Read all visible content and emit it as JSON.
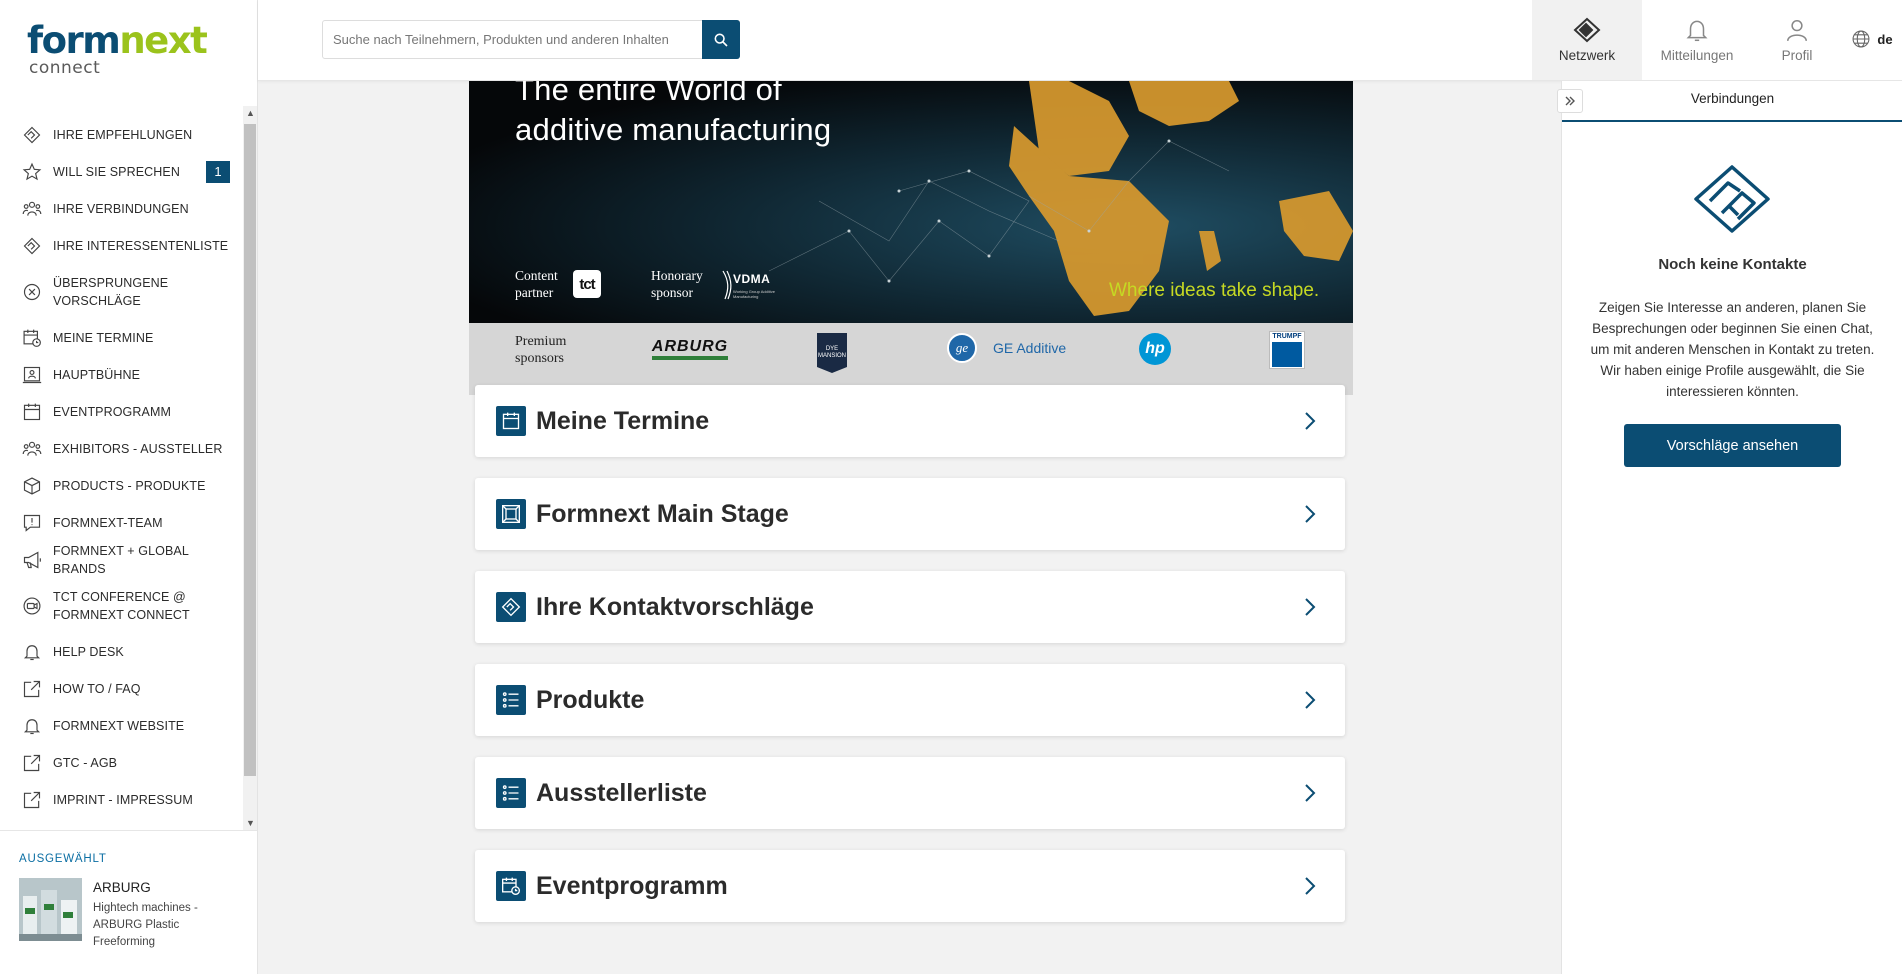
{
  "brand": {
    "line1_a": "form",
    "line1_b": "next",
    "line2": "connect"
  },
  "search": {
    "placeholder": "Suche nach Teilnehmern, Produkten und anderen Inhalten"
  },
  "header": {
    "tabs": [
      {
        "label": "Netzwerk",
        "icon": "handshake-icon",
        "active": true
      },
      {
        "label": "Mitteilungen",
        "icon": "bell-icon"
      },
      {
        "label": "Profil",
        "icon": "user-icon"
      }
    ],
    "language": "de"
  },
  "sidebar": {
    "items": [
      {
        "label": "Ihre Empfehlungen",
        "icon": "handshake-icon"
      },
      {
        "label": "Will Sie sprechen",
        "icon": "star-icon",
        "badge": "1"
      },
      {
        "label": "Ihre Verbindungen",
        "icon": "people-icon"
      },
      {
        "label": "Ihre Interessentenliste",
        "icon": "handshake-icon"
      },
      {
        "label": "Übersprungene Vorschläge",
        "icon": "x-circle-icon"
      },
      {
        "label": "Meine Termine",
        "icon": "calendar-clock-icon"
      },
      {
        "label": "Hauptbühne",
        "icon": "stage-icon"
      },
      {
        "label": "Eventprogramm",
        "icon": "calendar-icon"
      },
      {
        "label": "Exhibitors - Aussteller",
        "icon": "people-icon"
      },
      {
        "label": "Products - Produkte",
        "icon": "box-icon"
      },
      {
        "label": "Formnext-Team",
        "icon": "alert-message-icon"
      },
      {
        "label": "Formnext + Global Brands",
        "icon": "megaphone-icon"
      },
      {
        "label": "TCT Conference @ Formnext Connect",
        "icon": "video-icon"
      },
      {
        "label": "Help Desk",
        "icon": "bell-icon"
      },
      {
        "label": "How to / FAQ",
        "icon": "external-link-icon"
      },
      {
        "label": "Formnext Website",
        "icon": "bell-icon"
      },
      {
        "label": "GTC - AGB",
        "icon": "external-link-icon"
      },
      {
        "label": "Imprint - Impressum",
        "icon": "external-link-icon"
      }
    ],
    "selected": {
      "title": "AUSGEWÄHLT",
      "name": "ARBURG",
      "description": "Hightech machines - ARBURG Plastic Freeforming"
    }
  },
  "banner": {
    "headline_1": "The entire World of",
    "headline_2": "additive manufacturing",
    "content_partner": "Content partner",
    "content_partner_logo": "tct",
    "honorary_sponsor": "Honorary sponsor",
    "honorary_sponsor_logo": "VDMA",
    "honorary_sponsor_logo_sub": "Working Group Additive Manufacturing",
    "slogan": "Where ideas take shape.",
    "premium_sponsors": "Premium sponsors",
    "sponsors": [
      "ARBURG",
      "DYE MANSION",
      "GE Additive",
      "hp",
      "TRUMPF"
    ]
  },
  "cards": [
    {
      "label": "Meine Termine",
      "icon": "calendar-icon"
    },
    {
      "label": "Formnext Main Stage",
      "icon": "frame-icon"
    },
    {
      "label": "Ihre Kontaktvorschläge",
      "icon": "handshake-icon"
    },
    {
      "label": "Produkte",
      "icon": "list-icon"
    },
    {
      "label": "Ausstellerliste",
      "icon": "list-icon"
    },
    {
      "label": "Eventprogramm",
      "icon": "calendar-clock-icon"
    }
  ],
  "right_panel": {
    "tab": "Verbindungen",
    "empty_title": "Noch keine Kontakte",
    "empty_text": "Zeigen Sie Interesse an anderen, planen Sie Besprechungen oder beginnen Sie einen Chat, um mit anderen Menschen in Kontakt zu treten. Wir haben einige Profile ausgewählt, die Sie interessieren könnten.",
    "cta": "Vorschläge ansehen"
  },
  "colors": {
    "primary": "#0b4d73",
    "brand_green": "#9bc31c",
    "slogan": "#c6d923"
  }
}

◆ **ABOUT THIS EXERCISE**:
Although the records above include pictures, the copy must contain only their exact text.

◆ **EXERCISE RESULT**:
Read all visible content and emit it as JSON.
{
  "brand": {
    "line1_a": "form",
    "line1_b": "next",
    "line2": "connect"
  },
  "search": {
    "placeholder": "Suche nach Teilnehmern, Produkten und anderen Inhalten"
  },
  "header": {
    "tabs": [
      {
        "label": "Netzwerk",
        "icon": "handshake-icon",
        "active": true
      },
      {
        "label": "Mitteilungen",
        "icon": "bell-icon"
      },
      {
        "label": "Profil",
        "icon": "user-icon"
      }
    ],
    "language": "de"
  },
  "sidebar": {
    "items": [
      {
        "label": "Ihre Empfehlungen",
        "icon": "handshake-icon"
      },
      {
        "label": "Will Sie sprechen",
        "icon": "star-icon",
        "badge": "1"
      },
      {
        "label": "Ihre Verbindungen",
        "icon": "people-icon"
      },
      {
        "label": "Ihre Interessentenliste",
        "icon": "handshake-icon"
      },
      {
        "label": "Übersprungene Vorschläge",
        "icon": "x-circle-icon"
      },
      {
        "label": "Meine Termine",
        "icon": "calendar-clock-icon"
      },
      {
        "label": "Hauptbühne",
        "icon": "stage-icon"
      },
      {
        "label": "Eventprogramm",
        "icon": "calendar-icon"
      },
      {
        "label": "Exhibitors - Aussteller",
        "icon": "people-icon"
      },
      {
        "label": "Products - Produkte",
        "icon": "box-icon"
      },
      {
        "label": "Formnext-Team",
        "icon": "alert-message-icon"
      },
      {
        "label": "Formnext + Global Brands",
        "icon": "megaphone-icon"
      },
      {
        "label": "TCT Conference @ Formnext Connect",
        "icon": "video-icon"
      },
      {
        "label": "Help Desk",
        "icon": "bell-icon"
      },
      {
        "label": "How to / FAQ",
        "icon": "external-link-icon"
      },
      {
        "label": "Formnext Website",
        "icon": "bell-icon"
      },
      {
        "label": "GTC - AGB",
        "icon": "external-link-icon"
      },
      {
        "label": "Imprint - Impressum",
        "icon": "external-link-icon"
      }
    ],
    "selected": {
      "title": "AUSGEWÄHLT",
      "name": "ARBURG",
      "description": "Hightech machines - ARBURG Plastic Freeforming"
    }
  },
  "banner": {
    "headline_1": "The entire World of",
    "headline_2": "additive manufacturing",
    "content_partner": "Content partner",
    "content_partner_logo": "tct",
    "honorary_sponsor": "Honorary sponsor",
    "honorary_sponsor_logo": "VDMA",
    "honorary_sponsor_logo_sub": "Working Group Additive Manufacturing",
    "slogan": "Where ideas take shape.",
    "premium_sponsors": "Premium sponsors",
    "sponsors": [
      "ARBURG",
      "DYE MANSION",
      "GE Additive",
      "hp",
      "TRUMPF"
    ]
  },
  "cards": [
    {
      "label": "Meine Termine",
      "icon": "calendar-icon"
    },
    {
      "label": "Formnext Main Stage",
      "icon": "frame-icon"
    },
    {
      "label": "Ihre Kontaktvorschläge",
      "icon": "handshake-icon"
    },
    {
      "label": "Produkte",
      "icon": "list-icon"
    },
    {
      "label": "Ausstellerliste",
      "icon": "list-icon"
    },
    {
      "label": "Eventprogramm",
      "icon": "calendar-clock-icon"
    }
  ],
  "right_panel": {
    "tab": "Verbindungen",
    "empty_title": "Noch keine Kontakte",
    "empty_text": "Zeigen Sie Interesse an anderen, planen Sie Besprechungen oder beginnen Sie einen Chat, um mit anderen Menschen in Kontakt zu treten. Wir haben einige Profile ausgewählt, die Sie interessieren könnten.",
    "cta": "Vorschläge ansehen"
  },
  "colors": {
    "primary": "#0b4d73",
    "brand_green": "#9bc31c",
    "slogan": "#c6d923"
  }
}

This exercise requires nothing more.